Africa-EU

The Africa-EU commissioner for energy and infrastructure, Elham Ibrahim, confirms that $140 million from EU member countries, has been earmarked for funding of thermal energy projects in east African countries.

[quote]Ibrahim explained that the funds have been allocated for thermal energy projects, which will cover a percentage of project costs ranging from 40% to 80%, Daily News Egypt reported.

She stated that the funds have already supported Kenya, Ethiopia and Comoros to implement thermal energy projects, adding that Rwanda and Djibouti are next in line to benefit from the funds as they will be signing contracts over the coming months.

Africa-EU commissioner: countries mobilise funds

The Africa-EU commissioner further noted the funding has been mobilised by member countries, including some EU countries, with a total of $30 million, while Germany contributed $20 million and England £47 million ($66,5 million).

The allocated funds will be utilised to carry out geological studies and the drilling of the first two exploratory wells for identified projects using thermal energy technologies.

Meanwhile, Ibrahim highlighted some of the pressing issues that Africa is faced with, including electricity theft; however, she said that the Africa-EU commission is committed to mobilising funds for Africa until 2040.

She then emphasised that investment in energy development will result in economic development on the continent.

“We aim to deliver electricity to about 800 million citizens by 2040,” she said.

Ibrahim added, “Smart-networks programmes must be adopted in all African countries as soon as possible.”

Africa-EU extends its scope

In conclusion, Ibrahim gave insight into the Africa-EU future plans for its 2063 agenda around infrastructure development, with a  focus on investing in modern infrastructure, including roads, railways, sea ports, communication and information technology, and airports.

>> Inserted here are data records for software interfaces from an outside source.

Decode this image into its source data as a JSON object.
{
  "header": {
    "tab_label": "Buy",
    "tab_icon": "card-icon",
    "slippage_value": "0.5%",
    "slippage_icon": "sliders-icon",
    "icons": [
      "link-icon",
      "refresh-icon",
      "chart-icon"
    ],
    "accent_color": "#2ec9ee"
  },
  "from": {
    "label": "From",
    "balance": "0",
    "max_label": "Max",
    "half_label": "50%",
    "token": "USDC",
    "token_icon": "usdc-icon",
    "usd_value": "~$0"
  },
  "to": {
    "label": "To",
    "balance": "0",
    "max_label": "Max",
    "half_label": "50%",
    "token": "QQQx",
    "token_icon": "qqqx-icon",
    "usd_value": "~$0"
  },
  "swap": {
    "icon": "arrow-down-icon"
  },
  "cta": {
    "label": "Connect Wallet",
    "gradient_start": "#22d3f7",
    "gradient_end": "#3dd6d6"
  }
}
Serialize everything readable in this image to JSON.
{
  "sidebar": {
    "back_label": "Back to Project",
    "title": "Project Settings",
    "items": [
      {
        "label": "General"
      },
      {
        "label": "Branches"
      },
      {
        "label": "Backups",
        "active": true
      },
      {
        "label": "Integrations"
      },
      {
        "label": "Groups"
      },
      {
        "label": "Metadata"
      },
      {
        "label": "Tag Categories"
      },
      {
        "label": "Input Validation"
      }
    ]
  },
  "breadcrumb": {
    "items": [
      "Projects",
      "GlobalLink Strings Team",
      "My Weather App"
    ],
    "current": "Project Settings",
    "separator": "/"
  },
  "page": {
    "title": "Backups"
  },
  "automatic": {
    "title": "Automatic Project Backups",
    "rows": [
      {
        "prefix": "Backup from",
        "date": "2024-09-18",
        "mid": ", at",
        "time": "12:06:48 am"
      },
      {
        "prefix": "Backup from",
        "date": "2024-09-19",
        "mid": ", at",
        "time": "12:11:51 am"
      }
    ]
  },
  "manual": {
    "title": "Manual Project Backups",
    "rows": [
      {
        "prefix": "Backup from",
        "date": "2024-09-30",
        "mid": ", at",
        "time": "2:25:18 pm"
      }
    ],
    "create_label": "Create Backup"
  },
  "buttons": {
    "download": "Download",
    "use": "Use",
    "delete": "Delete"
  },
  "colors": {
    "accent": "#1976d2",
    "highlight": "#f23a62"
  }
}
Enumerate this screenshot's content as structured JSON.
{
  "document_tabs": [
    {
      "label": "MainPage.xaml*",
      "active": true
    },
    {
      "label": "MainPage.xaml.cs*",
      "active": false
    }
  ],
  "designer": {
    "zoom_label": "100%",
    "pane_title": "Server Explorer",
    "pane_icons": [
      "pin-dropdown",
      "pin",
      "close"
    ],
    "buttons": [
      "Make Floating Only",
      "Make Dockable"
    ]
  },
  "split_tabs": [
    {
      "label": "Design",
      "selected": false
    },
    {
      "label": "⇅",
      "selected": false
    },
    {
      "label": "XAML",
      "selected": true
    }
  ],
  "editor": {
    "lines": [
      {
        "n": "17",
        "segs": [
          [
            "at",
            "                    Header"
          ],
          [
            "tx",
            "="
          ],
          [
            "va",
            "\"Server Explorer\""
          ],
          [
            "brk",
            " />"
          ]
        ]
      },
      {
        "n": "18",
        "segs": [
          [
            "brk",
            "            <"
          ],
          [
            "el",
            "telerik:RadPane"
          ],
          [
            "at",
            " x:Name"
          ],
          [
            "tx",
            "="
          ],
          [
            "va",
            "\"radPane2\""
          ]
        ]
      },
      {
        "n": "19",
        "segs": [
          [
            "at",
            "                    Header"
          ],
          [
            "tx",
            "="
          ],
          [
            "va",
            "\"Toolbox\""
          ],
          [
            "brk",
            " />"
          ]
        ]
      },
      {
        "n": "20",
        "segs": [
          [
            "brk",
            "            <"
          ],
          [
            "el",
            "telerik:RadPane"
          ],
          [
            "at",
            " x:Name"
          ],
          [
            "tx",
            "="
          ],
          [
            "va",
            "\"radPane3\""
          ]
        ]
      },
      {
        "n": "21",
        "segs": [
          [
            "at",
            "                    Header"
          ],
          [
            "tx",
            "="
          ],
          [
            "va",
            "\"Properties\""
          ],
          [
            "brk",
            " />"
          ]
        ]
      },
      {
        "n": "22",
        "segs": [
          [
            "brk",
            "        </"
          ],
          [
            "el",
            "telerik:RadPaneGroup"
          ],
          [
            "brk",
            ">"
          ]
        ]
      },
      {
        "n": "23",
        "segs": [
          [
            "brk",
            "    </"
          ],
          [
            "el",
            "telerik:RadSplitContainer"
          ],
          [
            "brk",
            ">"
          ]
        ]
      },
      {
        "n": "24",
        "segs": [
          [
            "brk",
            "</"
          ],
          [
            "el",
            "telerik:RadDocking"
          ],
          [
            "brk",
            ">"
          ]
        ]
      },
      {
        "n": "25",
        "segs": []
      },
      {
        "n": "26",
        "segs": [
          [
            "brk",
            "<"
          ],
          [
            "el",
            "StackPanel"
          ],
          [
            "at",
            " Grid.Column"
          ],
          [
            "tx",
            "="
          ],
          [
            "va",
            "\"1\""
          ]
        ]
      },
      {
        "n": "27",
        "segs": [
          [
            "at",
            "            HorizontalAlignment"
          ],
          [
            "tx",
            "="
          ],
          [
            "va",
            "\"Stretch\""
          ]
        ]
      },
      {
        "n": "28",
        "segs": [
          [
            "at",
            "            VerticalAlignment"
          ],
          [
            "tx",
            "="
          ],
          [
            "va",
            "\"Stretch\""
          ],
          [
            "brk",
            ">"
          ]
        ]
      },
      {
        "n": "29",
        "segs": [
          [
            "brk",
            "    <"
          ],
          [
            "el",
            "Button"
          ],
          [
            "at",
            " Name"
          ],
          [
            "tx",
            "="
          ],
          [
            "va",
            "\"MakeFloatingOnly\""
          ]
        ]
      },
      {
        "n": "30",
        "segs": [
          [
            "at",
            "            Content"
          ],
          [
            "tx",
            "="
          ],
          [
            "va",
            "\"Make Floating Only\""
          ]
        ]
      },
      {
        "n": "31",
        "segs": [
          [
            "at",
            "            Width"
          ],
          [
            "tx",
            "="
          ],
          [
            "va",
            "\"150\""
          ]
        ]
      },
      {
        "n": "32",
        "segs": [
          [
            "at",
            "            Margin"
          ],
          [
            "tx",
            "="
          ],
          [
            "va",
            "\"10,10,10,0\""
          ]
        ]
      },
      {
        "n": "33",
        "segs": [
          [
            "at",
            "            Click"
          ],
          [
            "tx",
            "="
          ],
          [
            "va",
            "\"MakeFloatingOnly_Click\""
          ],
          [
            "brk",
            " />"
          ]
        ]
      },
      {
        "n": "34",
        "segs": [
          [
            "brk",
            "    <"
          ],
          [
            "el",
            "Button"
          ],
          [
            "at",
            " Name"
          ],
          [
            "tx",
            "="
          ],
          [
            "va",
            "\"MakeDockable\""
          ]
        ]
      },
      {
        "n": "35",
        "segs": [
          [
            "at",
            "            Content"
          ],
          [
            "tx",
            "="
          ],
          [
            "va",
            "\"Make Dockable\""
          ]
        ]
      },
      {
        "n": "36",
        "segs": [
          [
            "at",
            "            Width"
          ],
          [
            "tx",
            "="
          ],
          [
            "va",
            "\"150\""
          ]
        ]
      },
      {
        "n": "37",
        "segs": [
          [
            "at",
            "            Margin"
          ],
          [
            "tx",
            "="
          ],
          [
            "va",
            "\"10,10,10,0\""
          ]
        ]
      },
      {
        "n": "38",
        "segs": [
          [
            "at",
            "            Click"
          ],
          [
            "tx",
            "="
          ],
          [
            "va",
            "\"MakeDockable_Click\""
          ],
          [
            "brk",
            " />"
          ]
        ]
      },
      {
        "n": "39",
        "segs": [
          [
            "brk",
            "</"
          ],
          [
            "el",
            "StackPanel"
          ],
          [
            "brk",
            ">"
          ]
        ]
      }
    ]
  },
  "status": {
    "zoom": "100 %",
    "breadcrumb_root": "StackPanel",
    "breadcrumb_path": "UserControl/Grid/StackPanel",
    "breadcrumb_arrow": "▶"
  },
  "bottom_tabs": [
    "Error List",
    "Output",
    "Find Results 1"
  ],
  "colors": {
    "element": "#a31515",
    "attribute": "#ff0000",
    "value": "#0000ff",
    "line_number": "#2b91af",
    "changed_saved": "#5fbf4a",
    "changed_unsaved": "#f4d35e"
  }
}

“Major projects will be financed, like highways between countries, in addition to optical fibre cables, ports, and railways,” she said.